Assigned task: Return the following lines and nothing else: the one holding "Transcribe this image's" and all those after it in the records below, unchanged, minus any pictures.

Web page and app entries
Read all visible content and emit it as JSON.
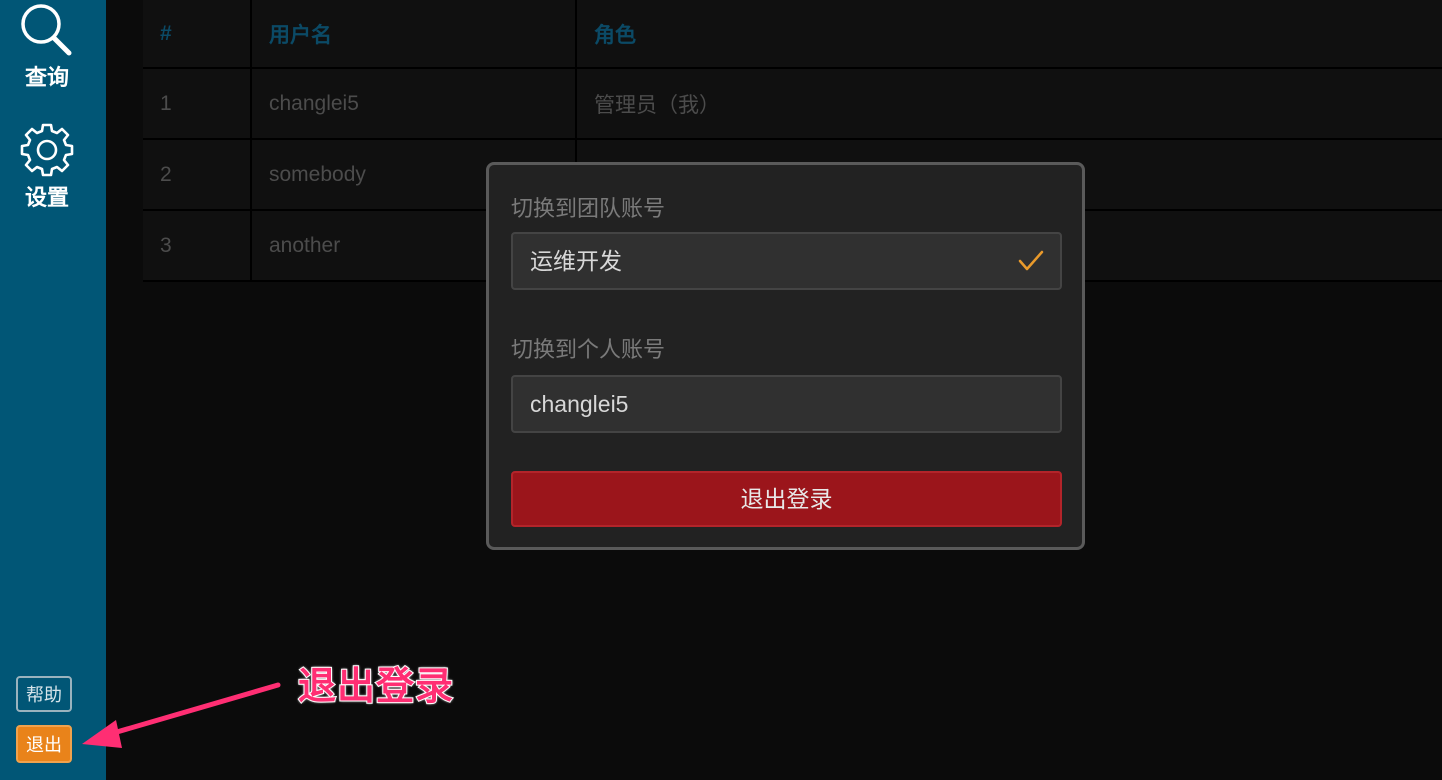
{
  "sidebar": {
    "query_label": "查询",
    "settings_label": "设置",
    "help_label": "帮助",
    "logout_label": "退出",
    "query_icon": "search-icon",
    "settings_icon": "gear-icon",
    "bg_color": "#015676"
  },
  "table": {
    "headers": [
      "#",
      "用户名",
      "角色"
    ],
    "rows": [
      {
        "idx": "1",
        "user": "changlei5",
        "role": "管理员（我）"
      },
      {
        "idx": "2",
        "user": "somebody",
        "role": ""
      },
      {
        "idx": "3",
        "user": "another",
        "role": ""
      }
    ]
  },
  "popup": {
    "team_label": "切换到团队账号",
    "team_value": "运维开发",
    "team_check_icon": "checkmark-icon",
    "personal_label": "切换到个人账号",
    "personal_value": "changlei5",
    "signout_label": "退出登录",
    "signout_color": "#9b151b",
    "check_color": "#e99a2b"
  },
  "annotation": {
    "text": "退出登录",
    "color": "#ff2e73"
  }
}
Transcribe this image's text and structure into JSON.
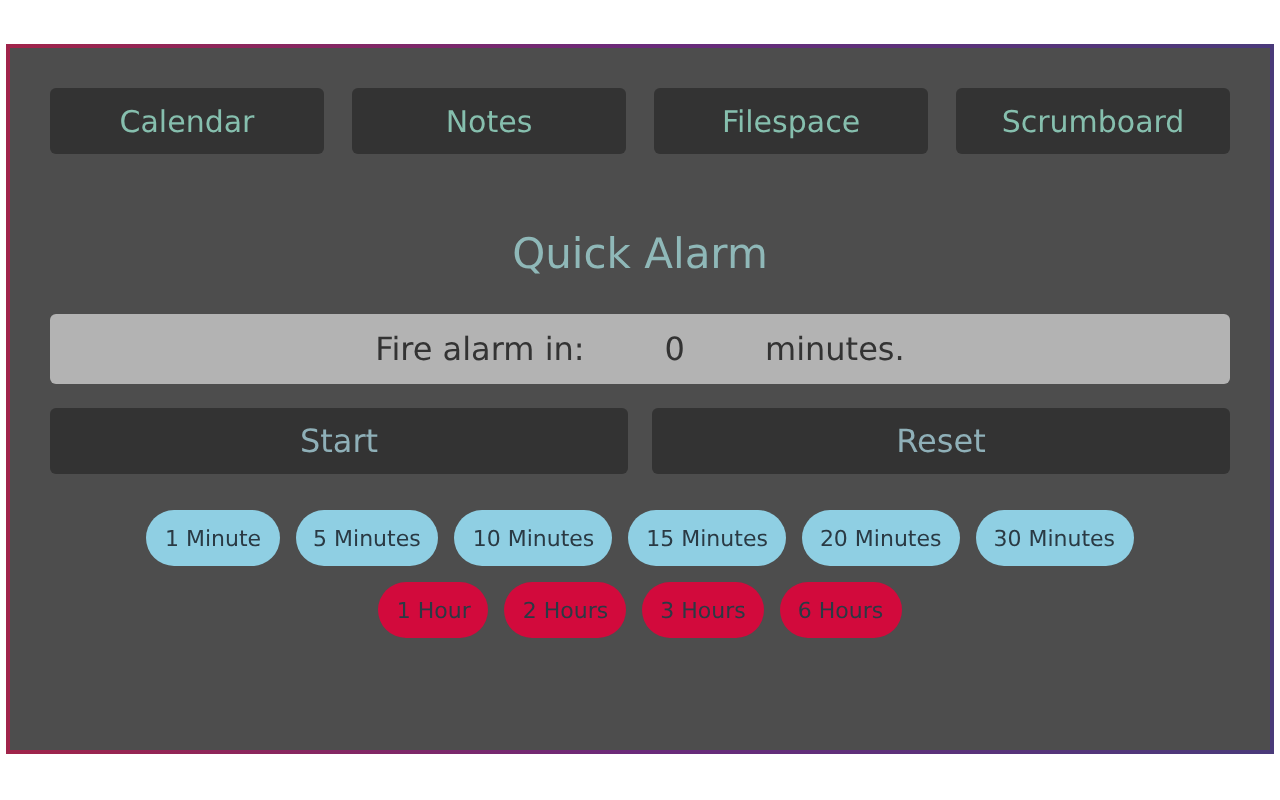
{
  "nav": [
    "Calendar",
    "Notes",
    "Filespace",
    "Scrumboard"
  ],
  "title": "Quick Alarm",
  "alarm": {
    "prefix": "Fire alarm in:",
    "value": "0",
    "suffix": "minutes."
  },
  "actions": [
    "Start",
    "Reset"
  ],
  "preset_rows": [
    [
      {
        "label": "1 Minute",
        "color": "#8fcfe3"
      },
      {
        "label": "5 Minutes",
        "color": "#8fcfe3"
      },
      {
        "label": "10 Minutes",
        "color": "#8fcfe3"
      },
      {
        "label": "15 Minutes",
        "color": "#8fcfe3"
      },
      {
        "label": "20 Minutes",
        "color": "#8fcfe3"
      },
      {
        "label": "30 Minutes",
        "color": "#8fcfe3"
      }
    ],
    [
      {
        "label": "1 Hour",
        "color": "#d20a3c"
      },
      {
        "label": "2 Hours",
        "color": "#d20a3c"
      },
      {
        "label": "3 Hours",
        "color": "#d20a3c"
      },
      {
        "label": "6 Hours",
        "color": "#d20a3c"
      }
    ]
  ]
}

Reply to the exercise:
Transcribe this image's text and structure into JSON.
{
  "nav": [
    "Calendar",
    "Notes",
    "Filespace",
    "Scrumboard"
  ],
  "title": "Quick Alarm",
  "alarm": {
    "prefix": "Fire alarm in:",
    "value": "0",
    "suffix": "minutes."
  },
  "actions": [
    "Start",
    "Reset"
  ],
  "preset_rows": [
    [
      {
        "label": "1 Minute",
        "color": "#8fcfe3"
      },
      {
        "label": "5 Minutes",
        "color": "#8fcfe3"
      },
      {
        "label": "10 Minutes",
        "color": "#8fcfe3"
      },
      {
        "label": "15 Minutes",
        "color": "#8fcfe3"
      },
      {
        "label": "20 Minutes",
        "color": "#8fcfe3"
      },
      {
        "label": "30 Minutes",
        "color": "#8fcfe3"
      }
    ],
    [
      {
        "label": "1 Hour",
        "color": "#d20a3c"
      },
      {
        "label": "2 Hours",
        "color": "#d20a3c"
      },
      {
        "label": "3 Hours",
        "color": "#d20a3c"
      },
      {
        "label": "6 Hours",
        "color": "#d20a3c"
      }
    ]
  ]
}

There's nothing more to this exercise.